2. A method for separating sulphide copper ores from zinc blende by differential flotation, which consists in converting the ore into pulp, giving the pulp an alkalinity, then forming in the pulp before flotation an alkali 'ferro-cyanide which can produce a colloidal copper ferroof zinc blende in the presence of a collecting agent of the dithiophosphate type which broadly.
- has no destructive chemical action on colloidal of the copper sulphides in the presence of a collecting agent of the xanthate type which broadly has a destructive chemical action on colloidal copper ferro-cyanide.
3. A method for separating sulphide copper ores from zinc blende by differential flotation, which consists in treating the ore in the presence of an alkali ferro-cyanide at a temperature lower than the roasting temperature of the sulphides and converting the ore into pulp, giving the pulp an alkalinity, thereupon causing the flotation of zinc blende in the presence of a collecting agent of the dithiophosphate type, which broadly has no destructive chemical action on colloidal copper ferro-cyanide, then causing the flotation of the copper sulphides in the presence of a collecting agent of the xanthate type which broadly has a destructive chemical action on colloidal copper ferro-cyanide.

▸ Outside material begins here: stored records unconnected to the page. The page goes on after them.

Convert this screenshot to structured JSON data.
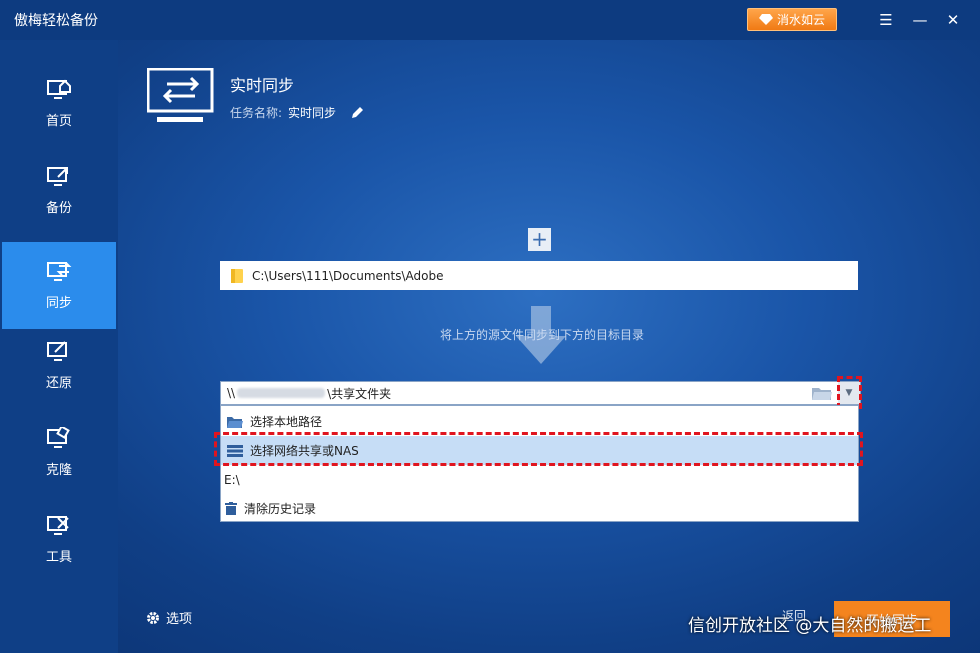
{
  "app": {
    "title": "傲梅轻松备份"
  },
  "header_buttons": {
    "upgrade": "消水如云"
  },
  "sidebar": {
    "items": [
      {
        "label": "首页",
        "icon": "home-icon"
      },
      {
        "label": "备份",
        "icon": "backup-icon"
      },
      {
        "label": "同步",
        "icon": "sync-icon",
        "active": true
      },
      {
        "label": "还原",
        "icon": "restore-icon"
      },
      {
        "label": "克隆",
        "icon": "clone-icon"
      },
      {
        "label": "工具",
        "icon": "tools-icon"
      }
    ]
  },
  "page": {
    "title": "实时同步",
    "task_label": "任务名称:",
    "task_value": "实时同步"
  },
  "source": {
    "path": "C:\\Users\\111\\Documents\\Adobe"
  },
  "hint": "将上方的源文件同步到下方的目标目录",
  "destination": {
    "prefix": "\\\\",
    "suffix": "\\共享文件夹"
  },
  "dropdown": {
    "items": [
      {
        "label": "选择本地路径",
        "icon": "folder-open-icon"
      },
      {
        "label": "选择网络共享或NAS",
        "icon": "nas-icon",
        "selected": true
      },
      {
        "label": "E:\\",
        "icon": ""
      },
      {
        "label": "清除历史记录",
        "icon": "trash-icon"
      }
    ]
  },
  "footer": {
    "options": "选项",
    "back": "返回",
    "start": "开始同步"
  },
  "watermark": "信创开放社区 @大自然的搬运工",
  "colors": {
    "accent": "#2b8cec",
    "start_button": "#f4841e",
    "highlight": "#e0151f"
  }
}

4. A method for separating sulphide copper ores from zinc blende by differential flotation, which consists in converting the ore into pulp, giving the pulp an alkalinity, adding in presence of aluminium salts before flotation an alkali ferro-cyanide which can produce a colloidal copper ferro-cyanide in the pulp, then causing the flotation of zinc blende in the presence of a collecting agent of the'dithiophosphate type, which broadly has no destructive chemical action on colloidal copper ferro-cyanide, then causing the flotation of the copper sulphides in the presence of a collecting agent of the xanthate type which has a destructive chemical action on colloidal copper ferro-cyanide.
5. A method for separating sulphide copper ores from zinc blende by differential flotation, which consists in converting the ore into pulp, giving the pulp an alkalinity, then forming in the pulp in the presence of aluminium salts before flotation an alkali ferro-cyanide which can produce a colloidal copper ferro-cyanide in the pulp, then causing the flotation of zinc blende in the presence of a collecting agent of the dithiophosphate type which broadlyhas no destructive chemical action on colloidal copper ferro-cyanide, then causing the flotation of the copper sulphides in the presence of a collecting agent of the xanthate type which broadlyhas a destructive chemical action on colloidal copper ferro-cyanide.
6. A method of separating sulphide copper EDMOND MARIE CAMIILE BARTHELEMY.
|Citing Patent||Filing date||Publication date||Applicant||Title|
|US2512669 *||Aug 4, 1948||Jun 27, 1950||Koppers Co Inc||Flotation process|
|US2595076 *||Sep 19, 1949||Apr 29, 1952||Hudson Bay Mining & Smelting||Selective flotation of zinc|
|US2664199 *||Aug 27, 1952||Dec 29, 1953||Phelps Dodge Corp||Flotation recovery of molybdenite|
|US3137649 *||Feb 9, 1962||Jun 16, 1964||Shell Oil Co||Separation of sulfide ores|
|US3382976 *||May 19, 1965||May 14, 1968||Engelhard Min & Chem||Method for preventing activation of silica in ore flotation|
|US3426896 *||Aug 20, 1965||Feb 11, 1969||Armour Ind Chem Co||Flotation of bulk concentrates of molybdenum and copper sulfide minerals and separation thereof|
|US4090867 *||Apr 28, 1976||May 23, 1978||Canadian Patents & Development Limited||Flotation of non-sulphide copper ores|
|DE759662C *||Dec 20, 1939||Feb 22, 1954||Siemag Siegener Maschb A G||Aufhaengung der Gelenkkuppelspindeln der Walzen von Walzwerken|
|U.S. Classification||209/167, 209/901|
|Cooperative Classification||Y10S209/901, B03D1/06|